Later I reflected on this incident and I realised what an active imagination children have. How much of it gets nurtured and how much gets covered by ‘things they are supposed to learn’ which has its place too but often at a price. Ask a class of year 7 if they can ‘explain what it feels like on the moon?’ and a dozen or more hands go up. Put the same question to year 11 and less then half a dozen. What went wrong in those five years? The goal of secondary and sixth form teachers nowadays is, from my experience, to create independent learners and thinkers. May be a way to start is give space to their inquisitive minds and imagination while they are young. How can we expects kids to be creative if they’re imaginations haven’t been given its due importance? Didn’t Einstein devise his theory of relativity with thought experiments such as ‘what the would the world look like if I sat on a beam of light?’ To complete the quote on imagination “Imagination is more important that knowledge. For knowledge is limited to all we know and understand, while imagination embraces the entire world, and all there ever will be to know and understand”. Albert Einstein. .

Recognising an old soul

In Education on January 1, 2012 at 9:36 pm

My daughter has a number of characteristics of my late grandmother which we cant explain. She would, for example, sleep with a bottle of water next to her and often wake up in the middle of the night to take a sip. This is something my late grandmother was in the habit of doing- both never met (physically). That’s not what I’m trying to point out though. What I intuitively feel is my daughter’s innate capacity to know. On some level, she knows everything that’s been taught to her. I feel with some things, such as religion or the symbolism of sacred acts, my duty isnt as much to teach or explain but to show. That showing, God willing, will feed her soul.

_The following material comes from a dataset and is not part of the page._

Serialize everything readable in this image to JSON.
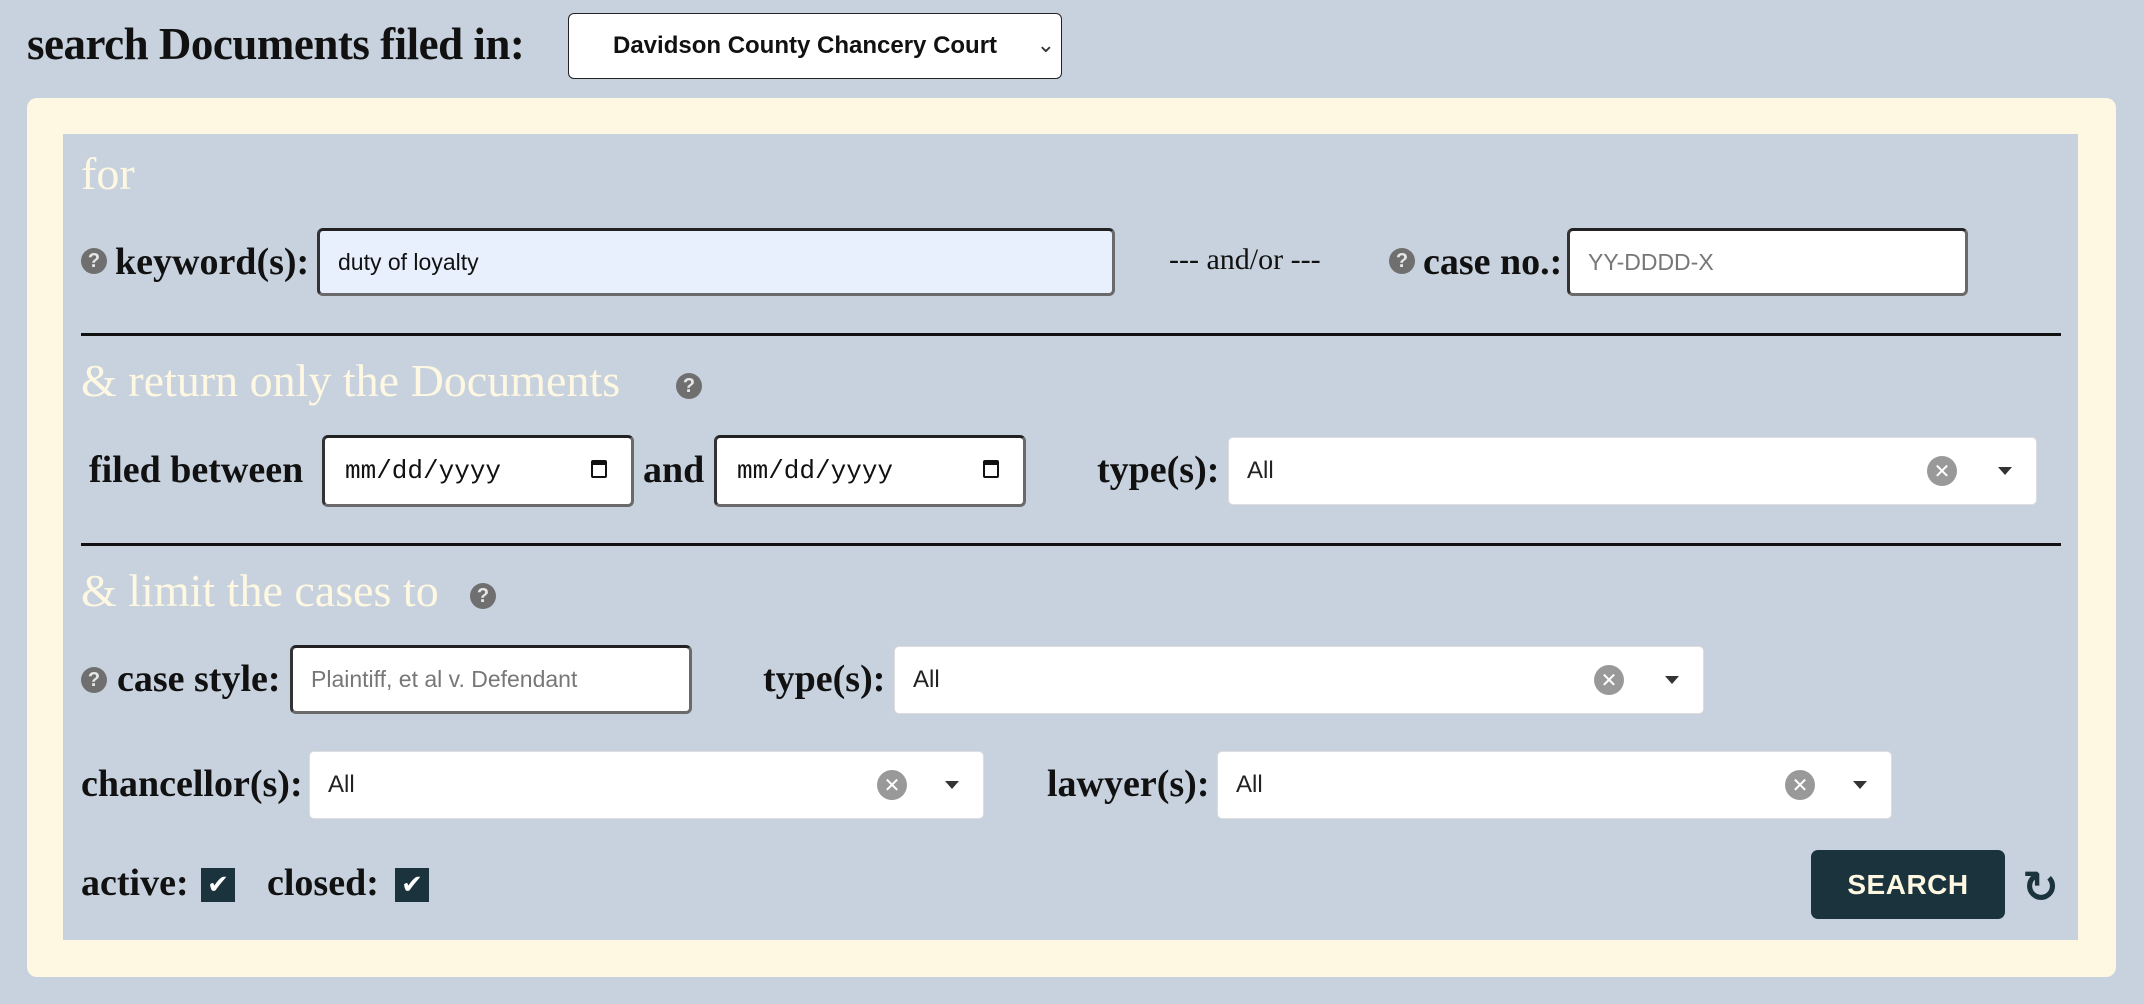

I experienced this when i took my daughter to a zikr session with some derveshes. At first she was shy, but later she responded to the love, adab and presence she felt. She won every one’s heart. She was her beautiful self ; the face she always had before she was born was eminent – that unconditioned part of herself came out in that space of unconditional acceptance. I wonder if religion can be taught this way? less instruction or explanation and more presence and witnessing; planting seeds to sprout in the years to come which, God willing, like for al Ghazali, awaken in the soul a yearning to know for oneself.